The original Twelve Devas, which were used, were lost in a fire that destroyed the Tō-ji treasure house in the third month of 1127 (Daiji 2). The present set were newly painted in the same year. At first, decreed by the Tō-ji Elder Shōkaku, the Tō-ji priest Kakunin commissioned a new set to be modeled after Kūkai’s Twelve Devas that were transmitted in the Ono Sutra Repository (at Kajū-ji Temple) and that then belonged to the Uji Sutra Repository (at Byōdō-in Temple). However, the cloistered Emperor Toba criticized the new rendition as “careless and rough” and had another set modeled after the posterior wall of the En-dō Hall at Ninna-ji Temple made.

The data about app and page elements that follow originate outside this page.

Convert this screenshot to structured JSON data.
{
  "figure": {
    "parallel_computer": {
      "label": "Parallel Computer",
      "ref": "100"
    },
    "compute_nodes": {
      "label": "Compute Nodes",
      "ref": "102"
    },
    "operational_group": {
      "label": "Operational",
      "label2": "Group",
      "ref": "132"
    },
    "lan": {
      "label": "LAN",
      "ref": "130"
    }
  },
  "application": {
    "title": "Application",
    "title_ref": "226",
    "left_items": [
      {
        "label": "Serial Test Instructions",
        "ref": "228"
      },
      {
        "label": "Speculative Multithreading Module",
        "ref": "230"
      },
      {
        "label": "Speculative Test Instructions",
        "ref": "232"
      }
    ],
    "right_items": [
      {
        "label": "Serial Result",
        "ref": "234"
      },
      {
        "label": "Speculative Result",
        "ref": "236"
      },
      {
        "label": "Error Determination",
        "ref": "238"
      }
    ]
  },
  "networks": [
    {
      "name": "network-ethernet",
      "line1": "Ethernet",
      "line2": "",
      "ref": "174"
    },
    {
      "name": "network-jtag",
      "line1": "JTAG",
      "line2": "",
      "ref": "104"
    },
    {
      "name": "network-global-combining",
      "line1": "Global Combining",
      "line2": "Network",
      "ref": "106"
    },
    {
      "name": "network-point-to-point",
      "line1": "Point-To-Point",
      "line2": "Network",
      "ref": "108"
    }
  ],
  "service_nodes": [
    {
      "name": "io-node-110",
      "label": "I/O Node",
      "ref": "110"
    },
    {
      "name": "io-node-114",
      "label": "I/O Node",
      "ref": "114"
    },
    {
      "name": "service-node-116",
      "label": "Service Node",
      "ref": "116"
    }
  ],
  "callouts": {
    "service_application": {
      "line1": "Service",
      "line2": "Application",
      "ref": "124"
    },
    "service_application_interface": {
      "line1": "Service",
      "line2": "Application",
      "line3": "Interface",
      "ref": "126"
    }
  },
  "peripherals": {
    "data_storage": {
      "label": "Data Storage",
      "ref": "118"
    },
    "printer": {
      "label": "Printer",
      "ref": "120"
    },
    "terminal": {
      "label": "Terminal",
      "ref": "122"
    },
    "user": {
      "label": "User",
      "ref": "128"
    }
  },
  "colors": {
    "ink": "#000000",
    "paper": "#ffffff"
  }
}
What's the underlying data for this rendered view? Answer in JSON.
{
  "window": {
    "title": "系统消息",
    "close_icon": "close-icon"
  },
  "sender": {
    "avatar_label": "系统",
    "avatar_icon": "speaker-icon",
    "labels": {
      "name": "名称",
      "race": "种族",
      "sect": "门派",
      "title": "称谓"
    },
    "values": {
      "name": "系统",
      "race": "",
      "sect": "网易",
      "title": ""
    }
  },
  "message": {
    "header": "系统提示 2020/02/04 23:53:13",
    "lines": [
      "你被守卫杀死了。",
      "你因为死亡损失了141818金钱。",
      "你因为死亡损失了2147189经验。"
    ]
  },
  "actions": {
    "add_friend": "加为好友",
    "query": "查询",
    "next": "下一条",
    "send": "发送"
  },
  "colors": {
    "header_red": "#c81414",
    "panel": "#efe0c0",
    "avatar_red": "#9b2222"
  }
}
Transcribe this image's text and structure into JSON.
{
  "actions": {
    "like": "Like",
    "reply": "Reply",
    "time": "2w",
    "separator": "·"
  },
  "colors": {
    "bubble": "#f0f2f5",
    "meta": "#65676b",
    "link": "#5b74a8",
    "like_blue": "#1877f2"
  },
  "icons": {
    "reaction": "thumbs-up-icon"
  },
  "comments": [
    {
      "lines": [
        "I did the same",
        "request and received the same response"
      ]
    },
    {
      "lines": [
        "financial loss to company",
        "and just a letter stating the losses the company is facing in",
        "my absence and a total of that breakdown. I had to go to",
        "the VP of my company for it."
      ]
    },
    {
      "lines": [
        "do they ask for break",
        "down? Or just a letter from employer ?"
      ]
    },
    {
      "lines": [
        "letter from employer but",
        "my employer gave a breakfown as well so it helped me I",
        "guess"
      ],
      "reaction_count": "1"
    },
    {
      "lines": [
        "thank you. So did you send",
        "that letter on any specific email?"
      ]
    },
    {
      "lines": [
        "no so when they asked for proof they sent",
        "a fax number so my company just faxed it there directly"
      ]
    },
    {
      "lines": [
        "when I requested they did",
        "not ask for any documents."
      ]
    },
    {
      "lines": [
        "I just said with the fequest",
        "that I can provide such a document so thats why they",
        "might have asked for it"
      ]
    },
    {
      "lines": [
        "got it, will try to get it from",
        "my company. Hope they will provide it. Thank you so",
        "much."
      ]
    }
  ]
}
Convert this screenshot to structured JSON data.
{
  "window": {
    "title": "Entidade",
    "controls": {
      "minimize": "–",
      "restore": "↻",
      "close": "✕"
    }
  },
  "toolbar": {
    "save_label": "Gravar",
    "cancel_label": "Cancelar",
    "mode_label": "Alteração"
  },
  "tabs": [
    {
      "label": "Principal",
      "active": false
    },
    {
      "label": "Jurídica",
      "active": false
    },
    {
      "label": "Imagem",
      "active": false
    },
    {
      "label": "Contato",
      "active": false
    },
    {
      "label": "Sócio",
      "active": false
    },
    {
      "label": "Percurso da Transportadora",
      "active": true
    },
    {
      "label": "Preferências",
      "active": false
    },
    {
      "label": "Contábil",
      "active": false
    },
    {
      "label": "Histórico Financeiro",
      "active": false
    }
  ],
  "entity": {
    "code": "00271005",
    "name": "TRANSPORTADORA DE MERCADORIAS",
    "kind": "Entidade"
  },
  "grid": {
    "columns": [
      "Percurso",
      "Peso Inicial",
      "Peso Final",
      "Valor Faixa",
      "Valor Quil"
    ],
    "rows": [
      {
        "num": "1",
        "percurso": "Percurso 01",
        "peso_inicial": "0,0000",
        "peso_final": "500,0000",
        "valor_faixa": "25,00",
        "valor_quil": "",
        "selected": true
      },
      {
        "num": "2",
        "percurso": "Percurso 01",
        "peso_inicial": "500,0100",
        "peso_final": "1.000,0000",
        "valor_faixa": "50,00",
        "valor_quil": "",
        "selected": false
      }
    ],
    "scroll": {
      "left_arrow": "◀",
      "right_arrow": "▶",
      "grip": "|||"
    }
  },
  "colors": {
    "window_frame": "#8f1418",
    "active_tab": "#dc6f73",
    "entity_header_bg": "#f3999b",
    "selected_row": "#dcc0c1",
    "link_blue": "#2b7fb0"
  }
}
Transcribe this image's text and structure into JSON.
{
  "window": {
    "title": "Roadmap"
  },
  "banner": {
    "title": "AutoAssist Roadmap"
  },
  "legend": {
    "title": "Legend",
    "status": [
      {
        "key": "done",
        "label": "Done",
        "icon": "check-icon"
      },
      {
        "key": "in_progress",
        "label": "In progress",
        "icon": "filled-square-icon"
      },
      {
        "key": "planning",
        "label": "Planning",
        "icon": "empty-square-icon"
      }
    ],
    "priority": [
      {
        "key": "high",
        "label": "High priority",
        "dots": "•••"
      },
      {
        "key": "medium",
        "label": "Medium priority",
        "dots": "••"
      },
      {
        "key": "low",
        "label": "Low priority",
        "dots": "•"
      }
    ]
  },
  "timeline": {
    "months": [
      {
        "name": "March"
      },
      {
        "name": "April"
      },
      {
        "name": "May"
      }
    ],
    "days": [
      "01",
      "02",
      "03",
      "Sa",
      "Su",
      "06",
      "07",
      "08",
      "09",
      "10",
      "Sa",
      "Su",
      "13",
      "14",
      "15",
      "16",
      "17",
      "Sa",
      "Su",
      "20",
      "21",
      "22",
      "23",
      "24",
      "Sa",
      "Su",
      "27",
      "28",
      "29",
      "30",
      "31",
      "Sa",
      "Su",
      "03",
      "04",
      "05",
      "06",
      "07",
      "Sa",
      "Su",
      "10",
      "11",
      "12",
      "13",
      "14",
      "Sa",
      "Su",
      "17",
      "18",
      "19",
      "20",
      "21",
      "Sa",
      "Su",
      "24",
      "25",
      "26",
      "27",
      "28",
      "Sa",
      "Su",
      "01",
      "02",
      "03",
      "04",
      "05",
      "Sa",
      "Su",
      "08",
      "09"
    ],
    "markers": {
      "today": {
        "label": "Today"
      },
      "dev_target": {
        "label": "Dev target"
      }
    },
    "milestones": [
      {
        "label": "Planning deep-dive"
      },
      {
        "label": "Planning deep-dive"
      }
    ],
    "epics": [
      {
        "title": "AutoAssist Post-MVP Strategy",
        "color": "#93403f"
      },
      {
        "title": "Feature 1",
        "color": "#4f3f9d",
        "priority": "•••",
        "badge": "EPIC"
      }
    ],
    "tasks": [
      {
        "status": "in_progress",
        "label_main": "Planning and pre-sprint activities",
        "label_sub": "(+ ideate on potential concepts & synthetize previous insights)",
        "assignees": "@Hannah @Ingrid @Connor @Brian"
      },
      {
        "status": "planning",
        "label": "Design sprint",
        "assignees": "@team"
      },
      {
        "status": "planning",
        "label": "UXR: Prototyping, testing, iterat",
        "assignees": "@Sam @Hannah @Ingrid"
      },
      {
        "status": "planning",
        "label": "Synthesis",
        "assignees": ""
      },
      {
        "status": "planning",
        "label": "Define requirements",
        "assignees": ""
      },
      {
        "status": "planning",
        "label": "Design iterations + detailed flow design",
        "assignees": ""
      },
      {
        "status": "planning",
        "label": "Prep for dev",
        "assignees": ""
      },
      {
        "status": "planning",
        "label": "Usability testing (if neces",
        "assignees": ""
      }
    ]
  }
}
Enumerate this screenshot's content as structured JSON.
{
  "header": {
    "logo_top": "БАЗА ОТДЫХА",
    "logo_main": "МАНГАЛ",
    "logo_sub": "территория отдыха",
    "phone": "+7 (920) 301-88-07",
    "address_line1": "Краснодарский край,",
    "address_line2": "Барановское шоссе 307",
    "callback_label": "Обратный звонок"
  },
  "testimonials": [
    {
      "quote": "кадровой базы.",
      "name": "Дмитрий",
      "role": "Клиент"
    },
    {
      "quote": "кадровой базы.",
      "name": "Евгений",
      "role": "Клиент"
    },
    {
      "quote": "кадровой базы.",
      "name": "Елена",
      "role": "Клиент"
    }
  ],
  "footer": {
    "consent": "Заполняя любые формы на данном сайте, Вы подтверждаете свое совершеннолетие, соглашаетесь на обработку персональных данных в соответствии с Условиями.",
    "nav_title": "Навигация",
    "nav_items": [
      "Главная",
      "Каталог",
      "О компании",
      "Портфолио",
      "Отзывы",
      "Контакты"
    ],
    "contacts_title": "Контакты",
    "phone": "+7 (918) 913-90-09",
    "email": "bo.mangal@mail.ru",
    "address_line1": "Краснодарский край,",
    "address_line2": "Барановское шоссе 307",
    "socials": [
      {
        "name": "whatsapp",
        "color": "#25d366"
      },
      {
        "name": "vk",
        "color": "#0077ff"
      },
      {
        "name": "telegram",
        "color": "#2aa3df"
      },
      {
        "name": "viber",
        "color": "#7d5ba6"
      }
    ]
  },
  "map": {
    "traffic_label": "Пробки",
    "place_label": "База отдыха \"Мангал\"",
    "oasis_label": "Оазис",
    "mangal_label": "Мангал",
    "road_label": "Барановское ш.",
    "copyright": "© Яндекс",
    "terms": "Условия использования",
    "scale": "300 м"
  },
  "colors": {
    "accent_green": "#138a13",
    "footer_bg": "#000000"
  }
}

The works here are generally thought to come from this latter set, which has been passed down the generations at Tō-ji along with painted images of the Five Radiant Wisdom Kings (Skt. Vidyaraja, J. Godaison). The colorful patterns and delicate cut-gold leaf (kirikane) motifs capture the viewer’s eye in these masterful paintings that represent the height of court culture.